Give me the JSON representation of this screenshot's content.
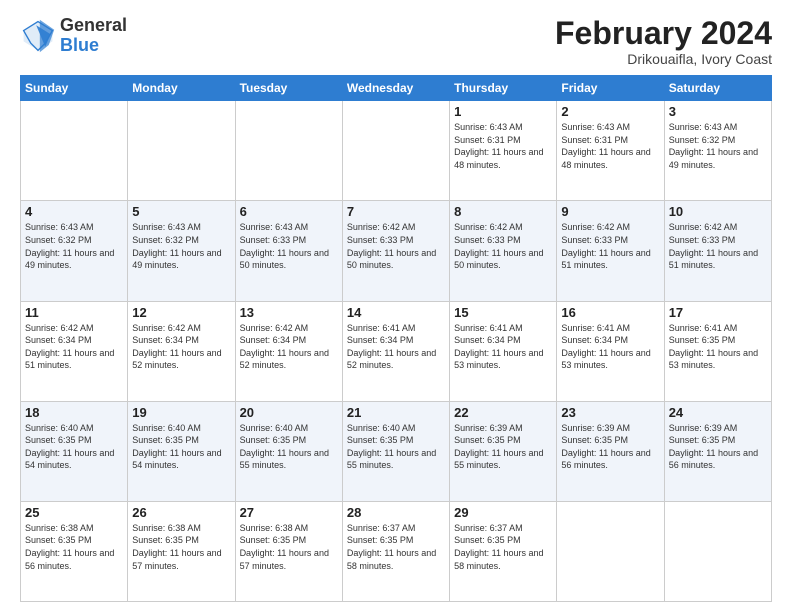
{
  "header": {
    "logo_general": "General",
    "logo_blue": "Blue",
    "title": "February 2024",
    "subtitle": "Drikouaifla, Ivory Coast"
  },
  "days_of_week": [
    "Sunday",
    "Monday",
    "Tuesday",
    "Wednesday",
    "Thursday",
    "Friday",
    "Saturday"
  ],
  "weeks": [
    [
      {
        "day": "",
        "info": ""
      },
      {
        "day": "",
        "info": ""
      },
      {
        "day": "",
        "info": ""
      },
      {
        "day": "",
        "info": ""
      },
      {
        "day": "1",
        "info": "Sunrise: 6:43 AM\nSunset: 6:31 PM\nDaylight: 11 hours\nand 48 minutes."
      },
      {
        "day": "2",
        "info": "Sunrise: 6:43 AM\nSunset: 6:31 PM\nDaylight: 11 hours\nand 48 minutes."
      },
      {
        "day": "3",
        "info": "Sunrise: 6:43 AM\nSunset: 6:32 PM\nDaylight: 11 hours\nand 49 minutes."
      }
    ],
    [
      {
        "day": "4",
        "info": "Sunrise: 6:43 AM\nSunset: 6:32 PM\nDaylight: 11 hours\nand 49 minutes."
      },
      {
        "day": "5",
        "info": "Sunrise: 6:43 AM\nSunset: 6:32 PM\nDaylight: 11 hours\nand 49 minutes."
      },
      {
        "day": "6",
        "info": "Sunrise: 6:43 AM\nSunset: 6:33 PM\nDaylight: 11 hours\nand 50 minutes."
      },
      {
        "day": "7",
        "info": "Sunrise: 6:42 AM\nSunset: 6:33 PM\nDaylight: 11 hours\nand 50 minutes."
      },
      {
        "day": "8",
        "info": "Sunrise: 6:42 AM\nSunset: 6:33 PM\nDaylight: 11 hours\nand 50 minutes."
      },
      {
        "day": "9",
        "info": "Sunrise: 6:42 AM\nSunset: 6:33 PM\nDaylight: 11 hours\nand 51 minutes."
      },
      {
        "day": "10",
        "info": "Sunrise: 6:42 AM\nSunset: 6:33 PM\nDaylight: 11 hours\nand 51 minutes."
      }
    ],
    [
      {
        "day": "11",
        "info": "Sunrise: 6:42 AM\nSunset: 6:34 PM\nDaylight: 11 hours\nand 51 minutes."
      },
      {
        "day": "12",
        "info": "Sunrise: 6:42 AM\nSunset: 6:34 PM\nDaylight: 11 hours\nand 52 minutes."
      },
      {
        "day": "13",
        "info": "Sunrise: 6:42 AM\nSunset: 6:34 PM\nDaylight: 11 hours\nand 52 minutes."
      },
      {
        "day": "14",
        "info": "Sunrise: 6:41 AM\nSunset: 6:34 PM\nDaylight: 11 hours\nand 52 minutes."
      },
      {
        "day": "15",
        "info": "Sunrise: 6:41 AM\nSunset: 6:34 PM\nDaylight: 11 hours\nand 53 minutes."
      },
      {
        "day": "16",
        "info": "Sunrise: 6:41 AM\nSunset: 6:34 PM\nDaylight: 11 hours\nand 53 minutes."
      },
      {
        "day": "17",
        "info": "Sunrise: 6:41 AM\nSunset: 6:35 PM\nDaylight: 11 hours\nand 53 minutes."
      }
    ],
    [
      {
        "day": "18",
        "info": "Sunrise: 6:40 AM\nSunset: 6:35 PM\nDaylight: 11 hours\nand 54 minutes."
      },
      {
        "day": "19",
        "info": "Sunrise: 6:40 AM\nSunset: 6:35 PM\nDaylight: 11 hours\nand 54 minutes."
      },
      {
        "day": "20",
        "info": "Sunrise: 6:40 AM\nSunset: 6:35 PM\nDaylight: 11 hours\nand 55 minutes."
      },
      {
        "day": "21",
        "info": "Sunrise: 6:40 AM\nSunset: 6:35 PM\nDaylight: 11 hours\nand 55 minutes."
      },
      {
        "day": "22",
        "info": "Sunrise: 6:39 AM\nSunset: 6:35 PM\nDaylight: 11 hours\nand 55 minutes."
      },
      {
        "day": "23",
        "info": "Sunrise: 6:39 AM\nSunset: 6:35 PM\nDaylight: 11 hours\nand 56 minutes."
      },
      {
        "day": "24",
        "info": "Sunrise: 6:39 AM\nSunset: 6:35 PM\nDaylight: 11 hours\nand 56 minutes."
      }
    ],
    [
      {
        "day": "25",
        "info": "Sunrise: 6:38 AM\nSunset: 6:35 PM\nDaylight: 11 hours\nand 56 minutes."
      },
      {
        "day": "26",
        "info": "Sunrise: 6:38 AM\nSunset: 6:35 PM\nDaylight: 11 hours\nand 57 minutes."
      },
      {
        "day": "27",
        "info": "Sunrise: 6:38 AM\nSunset: 6:35 PM\nDaylight: 11 hours\nand 57 minutes."
      },
      {
        "day": "28",
        "info": "Sunrise: 6:37 AM\nSunset: 6:35 PM\nDaylight: 11 hours\nand 58 minutes."
      },
      {
        "day": "29",
        "info": "Sunrise: 6:37 AM\nSunset: 6:35 PM\nDaylight: 11 hours\nand 58 minutes."
      },
      {
        "day": "",
        "info": ""
      },
      {
        "day": "",
        "info": ""
      }
    ]
  ]
}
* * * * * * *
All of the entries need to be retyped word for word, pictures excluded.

Give me the JSON representation of this screenshot's content.
{
  "header": {
    "logo_general": "General",
    "logo_blue": "Blue",
    "title": "February 2024",
    "subtitle": "Drikouaifla, Ivory Coast"
  },
  "days_of_week": [
    "Sunday",
    "Monday",
    "Tuesday",
    "Wednesday",
    "Thursday",
    "Friday",
    "Saturday"
  ],
  "weeks": [
    [
      {
        "day": "",
        "info": ""
      },
      {
        "day": "",
        "info": ""
      },
      {
        "day": "",
        "info": ""
      },
      {
        "day": "",
        "info": ""
      },
      {
        "day": "1",
        "info": "Sunrise: 6:43 AM\nSunset: 6:31 PM\nDaylight: 11 hours\nand 48 minutes."
      },
      {
        "day": "2",
        "info": "Sunrise: 6:43 AM\nSunset: 6:31 PM\nDaylight: 11 hours\nand 48 minutes."
      },
      {
        "day": "3",
        "info": "Sunrise: 6:43 AM\nSunset: 6:32 PM\nDaylight: 11 hours\nand 49 minutes."
      }
    ],
    [
      {
        "day": "4",
        "info": "Sunrise: 6:43 AM\nSunset: 6:32 PM\nDaylight: 11 hours\nand 49 minutes."
      },
      {
        "day": "5",
        "info": "Sunrise: 6:43 AM\nSunset: 6:32 PM\nDaylight: 11 hours\nand 49 minutes."
      },
      {
        "day": "6",
        "info": "Sunrise: 6:43 AM\nSunset: 6:33 PM\nDaylight: 11 hours\nand 50 minutes."
      },
      {
        "day": "7",
        "info": "Sunrise: 6:42 AM\nSunset: 6:33 PM\nDaylight: 11 hours\nand 50 minutes."
      },
      {
        "day": "8",
        "info": "Sunrise: 6:42 AM\nSunset: 6:33 PM\nDaylight: 11 hours\nand 50 minutes."
      },
      {
        "day": "9",
        "info": "Sunrise: 6:42 AM\nSunset: 6:33 PM\nDaylight: 11 hours\nand 51 minutes."
      },
      {
        "day": "10",
        "info": "Sunrise: 6:42 AM\nSunset: 6:33 PM\nDaylight: 11 hours\nand 51 minutes."
      }
    ],
    [
      {
        "day": "11",
        "info": "Sunrise: 6:42 AM\nSunset: 6:34 PM\nDaylight: 11 hours\nand 51 minutes."
      },
      {
        "day": "12",
        "info": "Sunrise: 6:42 AM\nSunset: 6:34 PM\nDaylight: 11 hours\nand 52 minutes."
      },
      {
        "day": "13",
        "info": "Sunrise: 6:42 AM\nSunset: 6:34 PM\nDaylight: 11 hours\nand 52 minutes."
      },
      {
        "day": "14",
        "info": "Sunrise: 6:41 AM\nSunset: 6:34 PM\nDaylight: 11 hours\nand 52 minutes."
      },
      {
        "day": "15",
        "info": "Sunrise: 6:41 AM\nSunset: 6:34 PM\nDaylight: 11 hours\nand 53 minutes."
      },
      {
        "day": "16",
        "info": "Sunrise: 6:41 AM\nSunset: 6:34 PM\nDaylight: 11 hours\nand 53 minutes."
      },
      {
        "day": "17",
        "info": "Sunrise: 6:41 AM\nSunset: 6:35 PM\nDaylight: 11 hours\nand 53 minutes."
      }
    ],
    [
      {
        "day": "18",
        "info": "Sunrise: 6:40 AM\nSunset: 6:35 PM\nDaylight: 11 hours\nand 54 minutes."
      },
      {
        "day": "19",
        "info": "Sunrise: 6:40 AM\nSunset: 6:35 PM\nDaylight: 11 hours\nand 54 minutes."
      },
      {
        "day": "20",
        "info": "Sunrise: 6:40 AM\nSunset: 6:35 PM\nDaylight: 11 hours\nand 55 minutes."
      },
      {
        "day": "21",
        "info": "Sunrise: 6:40 AM\nSunset: 6:35 PM\nDaylight: 11 hours\nand 55 minutes."
      },
      {
        "day": "22",
        "info": "Sunrise: 6:39 AM\nSunset: 6:35 PM\nDaylight: 11 hours\nand 55 minutes."
      },
      {
        "day": "23",
        "info": "Sunrise: 6:39 AM\nSunset: 6:35 PM\nDaylight: 11 hours\nand 56 minutes."
      },
      {
        "day": "24",
        "info": "Sunrise: 6:39 AM\nSunset: 6:35 PM\nDaylight: 11 hours\nand 56 minutes."
      }
    ],
    [
      {
        "day": "25",
        "info": "Sunrise: 6:38 AM\nSunset: 6:35 PM\nDaylight: 11 hours\nand 56 minutes."
      },
      {
        "day": "26",
        "info": "Sunrise: 6:38 AM\nSunset: 6:35 PM\nDaylight: 11 hours\nand 57 minutes."
      },
      {
        "day": "27",
        "info": "Sunrise: 6:38 AM\nSunset: 6:35 PM\nDaylight: 11 hours\nand 57 minutes."
      },
      {
        "day": "28",
        "info": "Sunrise: 6:37 AM\nSunset: 6:35 PM\nDaylight: 11 hours\nand 58 minutes."
      },
      {
        "day": "29",
        "info": "Sunrise: 6:37 AM\nSunset: 6:35 PM\nDaylight: 11 hours\nand 58 minutes."
      },
      {
        "day": "",
        "info": ""
      },
      {
        "day": "",
        "info": ""
      }
    ]
  ]
}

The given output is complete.